This talk will firstly introduce the fundamental scalability bottleneck in the current FSM parallelization, and then an aggressive speculation, a generalized speculation model that allows a speculated state to be validated against the result from another speculation, is proposed to address the scalability limitations. Finally, this talk will discuss the possibility to enlarge the applicability of the proposed approach and go beyond the FSM-based computations.

Juneiao Qiu is a member of the Institute of Computing and Cybersystems’ (ICC) Center for Scalable Architectures and Systems (SAS).


GSG to Host Grant Writing Webinar Nov. 12

As a student or a researcher, a necessary component of your work is applying for a multitude of grants to obtain funding for future projects. Peter Larson, director of research development at Michigan Tech, will conduct a seminar on Grant Writing from 4 to 5  p.m. on Thursday, Nov. 12 via Zoom.

Larson specializes in creating effective grant and research proposals, particularly in the non-technical proposal sections that researchers often struggle with. Please send any topics or questions you wish to see discussed to gsg-prodev@mtu.edu so we can structure the seminar to better suit your needs.

Those who participate in the seminar will get a chance to enter a raffle draw. Space is not really limited but just so we know how many students to expect, be sure to register.


GSG to Host 3MT Competition Nov. 5

Three Minute Thesis (3MT) competition, hosted by the Graduate Student Government, will take place virtually tomorrow (Nov. 5). Come join us on an eventful day where research meets fun.

Participants are judged on their communication and presentation skills, while delivering content in just three minutes with one static PowerPoint slide.

You can watch the participants’ videos online on GSG’s 3MT website starting at 9 a.m. tomorrow.

Three Minute Thesis (3MT) competition, hosted by the Graduate Student Government, will take place virtually tomorrow (Nov. 5). Come join us on an eventful day where research meets fun.

Participants are judged on their communication and presentation skills, while delivering content in just three minutes with one static PowerPoint slide.

You can watch the participants’ videos online on GSG’s 3MT website starting at 9 a.m. tomorrow.

With 28 participants and 4 different heats, 8 finalists will be chosen for the final rounds.
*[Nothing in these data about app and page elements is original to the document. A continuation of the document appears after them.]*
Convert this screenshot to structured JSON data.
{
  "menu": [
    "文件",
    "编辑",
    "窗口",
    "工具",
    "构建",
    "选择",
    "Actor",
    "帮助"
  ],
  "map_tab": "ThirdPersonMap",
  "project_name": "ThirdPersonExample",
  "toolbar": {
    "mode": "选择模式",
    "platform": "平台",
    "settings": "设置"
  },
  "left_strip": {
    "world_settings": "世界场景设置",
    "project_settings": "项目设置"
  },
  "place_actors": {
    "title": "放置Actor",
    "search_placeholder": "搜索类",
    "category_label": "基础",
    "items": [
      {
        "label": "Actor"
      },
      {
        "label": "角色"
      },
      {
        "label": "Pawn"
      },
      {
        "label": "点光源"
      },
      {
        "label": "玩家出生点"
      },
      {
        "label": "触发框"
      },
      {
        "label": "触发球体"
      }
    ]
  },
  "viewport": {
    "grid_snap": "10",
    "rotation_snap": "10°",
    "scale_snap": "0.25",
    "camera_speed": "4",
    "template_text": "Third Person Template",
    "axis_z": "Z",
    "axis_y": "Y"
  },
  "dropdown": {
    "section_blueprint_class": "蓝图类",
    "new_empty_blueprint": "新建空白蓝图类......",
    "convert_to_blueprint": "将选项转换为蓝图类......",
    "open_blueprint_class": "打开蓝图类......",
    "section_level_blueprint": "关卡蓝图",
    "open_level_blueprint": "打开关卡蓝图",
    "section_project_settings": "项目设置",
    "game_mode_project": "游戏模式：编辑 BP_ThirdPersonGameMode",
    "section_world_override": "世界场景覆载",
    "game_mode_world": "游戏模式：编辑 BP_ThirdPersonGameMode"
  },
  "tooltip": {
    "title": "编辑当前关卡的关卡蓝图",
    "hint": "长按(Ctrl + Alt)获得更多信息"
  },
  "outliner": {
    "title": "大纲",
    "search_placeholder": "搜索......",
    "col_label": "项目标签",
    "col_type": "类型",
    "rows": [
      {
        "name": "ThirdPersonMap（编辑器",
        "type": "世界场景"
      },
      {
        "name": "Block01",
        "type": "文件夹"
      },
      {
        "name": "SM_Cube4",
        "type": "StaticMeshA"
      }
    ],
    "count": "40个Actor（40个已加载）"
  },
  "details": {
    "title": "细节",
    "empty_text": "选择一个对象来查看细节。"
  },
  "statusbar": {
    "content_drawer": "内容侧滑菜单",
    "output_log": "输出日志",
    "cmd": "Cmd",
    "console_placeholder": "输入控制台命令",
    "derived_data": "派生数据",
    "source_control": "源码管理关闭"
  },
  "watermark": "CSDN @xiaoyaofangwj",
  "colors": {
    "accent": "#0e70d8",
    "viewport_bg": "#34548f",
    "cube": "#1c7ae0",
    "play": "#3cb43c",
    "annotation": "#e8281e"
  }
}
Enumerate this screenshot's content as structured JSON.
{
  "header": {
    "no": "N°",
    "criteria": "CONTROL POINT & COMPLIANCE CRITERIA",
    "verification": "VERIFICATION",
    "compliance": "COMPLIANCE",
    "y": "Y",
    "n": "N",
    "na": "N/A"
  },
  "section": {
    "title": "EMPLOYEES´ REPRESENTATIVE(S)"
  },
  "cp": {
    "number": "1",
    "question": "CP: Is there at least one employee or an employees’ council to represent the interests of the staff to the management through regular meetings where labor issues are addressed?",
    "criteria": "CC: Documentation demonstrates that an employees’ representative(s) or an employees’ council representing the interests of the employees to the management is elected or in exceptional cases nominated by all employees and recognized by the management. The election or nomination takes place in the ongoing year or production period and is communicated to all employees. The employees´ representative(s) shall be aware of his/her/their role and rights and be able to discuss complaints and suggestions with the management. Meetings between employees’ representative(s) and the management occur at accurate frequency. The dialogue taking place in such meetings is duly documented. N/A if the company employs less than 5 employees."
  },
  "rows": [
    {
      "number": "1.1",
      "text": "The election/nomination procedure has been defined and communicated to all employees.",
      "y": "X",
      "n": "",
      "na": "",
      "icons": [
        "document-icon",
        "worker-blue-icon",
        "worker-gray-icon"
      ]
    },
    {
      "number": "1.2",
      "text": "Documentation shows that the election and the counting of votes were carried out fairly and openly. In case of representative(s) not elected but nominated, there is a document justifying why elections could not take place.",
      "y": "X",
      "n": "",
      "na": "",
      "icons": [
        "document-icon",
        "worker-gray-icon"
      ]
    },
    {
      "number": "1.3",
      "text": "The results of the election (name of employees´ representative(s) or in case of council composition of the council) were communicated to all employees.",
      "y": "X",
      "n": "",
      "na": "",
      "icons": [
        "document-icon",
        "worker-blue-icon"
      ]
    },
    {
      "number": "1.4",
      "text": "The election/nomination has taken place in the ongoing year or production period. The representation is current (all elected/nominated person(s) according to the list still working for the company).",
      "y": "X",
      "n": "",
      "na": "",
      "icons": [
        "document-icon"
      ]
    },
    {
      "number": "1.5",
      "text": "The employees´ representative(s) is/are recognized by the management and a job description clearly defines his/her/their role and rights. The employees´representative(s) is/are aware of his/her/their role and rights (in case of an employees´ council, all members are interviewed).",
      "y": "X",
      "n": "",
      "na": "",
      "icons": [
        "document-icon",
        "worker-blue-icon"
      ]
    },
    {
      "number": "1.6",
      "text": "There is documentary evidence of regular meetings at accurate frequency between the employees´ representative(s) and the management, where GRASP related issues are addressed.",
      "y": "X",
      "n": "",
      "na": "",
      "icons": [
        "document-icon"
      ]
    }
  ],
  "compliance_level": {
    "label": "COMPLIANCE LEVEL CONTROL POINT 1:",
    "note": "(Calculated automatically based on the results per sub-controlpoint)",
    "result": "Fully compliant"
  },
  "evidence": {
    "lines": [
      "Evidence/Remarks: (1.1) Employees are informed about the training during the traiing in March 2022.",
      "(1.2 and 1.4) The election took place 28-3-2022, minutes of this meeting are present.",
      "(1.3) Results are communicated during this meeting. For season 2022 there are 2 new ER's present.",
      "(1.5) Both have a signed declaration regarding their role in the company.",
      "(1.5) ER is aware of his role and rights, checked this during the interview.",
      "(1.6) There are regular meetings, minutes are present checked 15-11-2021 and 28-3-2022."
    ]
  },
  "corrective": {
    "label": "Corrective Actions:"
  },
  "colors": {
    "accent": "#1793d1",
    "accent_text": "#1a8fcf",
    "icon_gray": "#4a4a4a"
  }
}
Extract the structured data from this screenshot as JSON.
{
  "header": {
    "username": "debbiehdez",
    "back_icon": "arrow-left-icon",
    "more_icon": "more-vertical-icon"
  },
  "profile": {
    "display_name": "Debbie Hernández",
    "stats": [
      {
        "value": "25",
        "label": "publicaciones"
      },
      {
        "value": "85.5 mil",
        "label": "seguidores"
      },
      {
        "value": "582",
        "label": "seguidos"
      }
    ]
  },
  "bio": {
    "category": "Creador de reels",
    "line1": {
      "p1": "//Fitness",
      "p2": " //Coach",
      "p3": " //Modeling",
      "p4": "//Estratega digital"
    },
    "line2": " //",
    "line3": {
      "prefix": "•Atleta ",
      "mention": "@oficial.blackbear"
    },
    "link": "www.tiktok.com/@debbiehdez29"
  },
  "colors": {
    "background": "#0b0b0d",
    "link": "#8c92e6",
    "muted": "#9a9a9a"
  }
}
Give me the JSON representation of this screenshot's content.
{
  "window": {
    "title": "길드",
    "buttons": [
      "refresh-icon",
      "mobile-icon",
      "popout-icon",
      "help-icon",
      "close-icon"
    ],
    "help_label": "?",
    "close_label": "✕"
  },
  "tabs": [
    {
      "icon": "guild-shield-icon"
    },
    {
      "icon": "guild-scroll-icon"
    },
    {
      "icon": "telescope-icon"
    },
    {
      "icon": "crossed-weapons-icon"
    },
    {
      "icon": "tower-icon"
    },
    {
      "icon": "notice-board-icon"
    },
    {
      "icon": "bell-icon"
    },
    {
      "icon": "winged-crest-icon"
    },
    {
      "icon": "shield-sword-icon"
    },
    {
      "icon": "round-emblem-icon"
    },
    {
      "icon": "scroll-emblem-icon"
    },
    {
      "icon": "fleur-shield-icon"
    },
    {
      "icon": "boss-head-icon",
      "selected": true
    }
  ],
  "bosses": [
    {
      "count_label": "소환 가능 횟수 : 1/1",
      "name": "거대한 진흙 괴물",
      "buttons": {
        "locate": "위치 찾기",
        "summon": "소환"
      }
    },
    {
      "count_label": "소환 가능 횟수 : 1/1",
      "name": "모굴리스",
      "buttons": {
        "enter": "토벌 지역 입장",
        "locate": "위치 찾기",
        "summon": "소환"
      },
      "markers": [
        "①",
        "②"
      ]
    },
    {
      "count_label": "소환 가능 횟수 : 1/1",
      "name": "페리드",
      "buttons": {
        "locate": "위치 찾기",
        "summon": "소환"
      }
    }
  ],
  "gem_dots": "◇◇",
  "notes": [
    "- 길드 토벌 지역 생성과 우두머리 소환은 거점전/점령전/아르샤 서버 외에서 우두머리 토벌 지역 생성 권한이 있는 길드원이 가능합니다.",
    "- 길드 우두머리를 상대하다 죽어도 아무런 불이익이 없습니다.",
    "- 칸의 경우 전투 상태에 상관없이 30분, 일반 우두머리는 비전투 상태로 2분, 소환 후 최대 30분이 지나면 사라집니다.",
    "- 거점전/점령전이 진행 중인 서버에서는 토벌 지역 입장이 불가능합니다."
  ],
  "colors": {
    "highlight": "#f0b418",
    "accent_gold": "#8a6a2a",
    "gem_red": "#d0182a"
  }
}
The judging panel consists of 3 different faculty/staff from different majors. The names of the finalists will be declared by Noon.

The contestants qualifying for the next round will compete against each other from 6 to 8 p.m. Friday (Nov. 6) in the Rozsa Center for Performing Arts.

There will be a limit of 200 patrons who can be seated in the Rozsa center to adhere to social distancing guidelines. The seating will be on a first-come-first-served basis. The event will also be streamed live on GSG’s Facebook page.

Join us in-person or virtually to enjoy the event and choose a ‘People’s Choice’ award winner. The first and second place winners will receive cash prizes of $300 and $150 respectively. Additionally, a People’s Choice (PC) award will be given to a speaker selected by the event’s audience, with a cash prize of $100. A Facebook poll and in-person voting will happen to choose this speaker.